The running time of Quicksort will depend on how balanced the partitions are. If you are unlucky and select the greatest or the smallest element as the pivot, then each partition will separate only one element at a time, so the running time will be similar to Insertion Sort.

However, Quicksort will usually pick a pivot that is mid-range, and it will partition the array into two parts. Let's assume Partition is lucky and it always picks the median element as the pivot. What will be the running time in such a case?

**Running Time of Recursive Methods**

Quicksort is a recursive method, so we will have to use a technique to calculate the total running time of all the method calls. We can use a version of the "Recursion Tree Method" to estimate the running time for a given array of elements.

Each time *partition* is called on a sub-array, each element in the sub-array needs to be compared to the pivot element. Since all the sub-arrays are passed to *partition*, there will be total operations for each level of the tree.

How many levels will it take for the Quicksort to finish? Since we assume it always picks the middle element, the array will be split into two equal halves each time. So it will take splits until we get single elements in the sub-arrays. Since there are levels and each one involves operations, the total running time for Quicksort will be .

In real sorting, Quicksort won't always pick the exact middle element. But as long as it's regularly picking elements near the median value, it will have a running time better than Insertion Sort. To make sure that Quicksort works well on most inputs, the real-world implementations do not pick the same index as pivot each time. They use some other technique, e.g. picking a random element. There are other techniques, as well, that can be used to improve Quicksort. The Java Arrays class uses a modified version of Quicksort to sort primitives.

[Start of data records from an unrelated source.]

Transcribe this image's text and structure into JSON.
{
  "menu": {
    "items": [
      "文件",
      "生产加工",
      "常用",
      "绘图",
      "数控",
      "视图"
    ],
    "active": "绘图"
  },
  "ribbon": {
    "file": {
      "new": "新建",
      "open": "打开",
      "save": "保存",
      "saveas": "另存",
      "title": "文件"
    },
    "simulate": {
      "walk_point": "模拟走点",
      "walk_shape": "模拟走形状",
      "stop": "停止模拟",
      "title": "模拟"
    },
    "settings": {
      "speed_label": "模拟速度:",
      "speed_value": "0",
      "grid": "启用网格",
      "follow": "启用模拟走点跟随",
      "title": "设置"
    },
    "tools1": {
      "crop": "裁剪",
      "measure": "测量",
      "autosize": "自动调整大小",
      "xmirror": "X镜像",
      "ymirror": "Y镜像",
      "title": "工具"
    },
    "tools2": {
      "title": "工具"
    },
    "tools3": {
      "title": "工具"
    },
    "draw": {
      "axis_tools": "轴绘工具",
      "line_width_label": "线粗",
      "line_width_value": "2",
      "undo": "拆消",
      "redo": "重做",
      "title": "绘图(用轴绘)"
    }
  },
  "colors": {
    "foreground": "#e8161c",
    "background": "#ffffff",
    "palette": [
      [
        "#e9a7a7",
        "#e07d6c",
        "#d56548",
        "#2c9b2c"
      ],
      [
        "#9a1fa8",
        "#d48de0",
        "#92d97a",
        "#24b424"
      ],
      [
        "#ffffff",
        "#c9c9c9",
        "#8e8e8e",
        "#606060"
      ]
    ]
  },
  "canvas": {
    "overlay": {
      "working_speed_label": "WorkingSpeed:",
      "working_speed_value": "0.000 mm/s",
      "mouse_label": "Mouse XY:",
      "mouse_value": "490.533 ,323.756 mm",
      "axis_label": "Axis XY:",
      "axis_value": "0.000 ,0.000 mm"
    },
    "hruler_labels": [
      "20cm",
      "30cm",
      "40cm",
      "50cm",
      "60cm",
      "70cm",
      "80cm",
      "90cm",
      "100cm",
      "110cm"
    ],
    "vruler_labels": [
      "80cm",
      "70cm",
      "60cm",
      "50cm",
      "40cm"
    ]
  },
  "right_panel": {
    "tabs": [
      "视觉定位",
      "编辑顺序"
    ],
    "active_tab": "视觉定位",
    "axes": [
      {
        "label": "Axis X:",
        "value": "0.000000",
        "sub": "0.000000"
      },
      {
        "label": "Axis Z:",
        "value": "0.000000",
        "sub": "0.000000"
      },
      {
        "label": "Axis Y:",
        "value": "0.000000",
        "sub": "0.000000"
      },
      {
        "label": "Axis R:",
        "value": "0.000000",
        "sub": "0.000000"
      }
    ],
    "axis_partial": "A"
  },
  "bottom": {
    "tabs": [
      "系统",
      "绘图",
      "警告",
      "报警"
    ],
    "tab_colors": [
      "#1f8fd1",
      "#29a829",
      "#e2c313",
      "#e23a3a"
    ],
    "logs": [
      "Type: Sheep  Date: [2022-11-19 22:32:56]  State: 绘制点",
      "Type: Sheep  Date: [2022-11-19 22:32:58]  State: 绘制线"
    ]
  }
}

Notice that of Quicksort is much much faster than the ^{}) of Insertion Sort. For example, for an array of one million elements, ^{} ^{}, while is approximately ^{}, a much more manageable number.

**Challenge**

In practice, how much faster is Quicksort (in-place) than Insertion Sort? Compare the running time of the two algorithms by counting how many swaps or shifts each one takes to sort an array, and output the difference. You can modify your previous sorting code to keep track of the swaps. The number of swaps required by Quicksort to sort any given input have to be calculated. Keep in mind that the *last* element of a block is chosen as the pivot, and that the array is sorted in-place as demonstrated in the explanation below.

Any time a number is lower than the partition, it should be "swapped", even if it doesn't actually move to a different location. Also ensure that you count the swap when the pivot is moved into place. The count for Insertion Sort should be the same as the previous challenge, where you just count the number of "shifts".

**Note**

Please use Lomuto Partition for this challenge.

**Input Format**

There will be two lines of input:

- - the size of the array
- - numbers that make up the array

**Output Format**

Output one integer , where (insertion sort shifts) - (quicksort swaps)

**Constraints**

**Sample Input**

7 1 3 9 8 2 7 5

**Sample Output**

1

**Explanation**

Insertion Sort will take *9* "shifts" to sort the array. Quicksort will take *8* "swaps" to sort it, as shown in the diagram below. is the final output.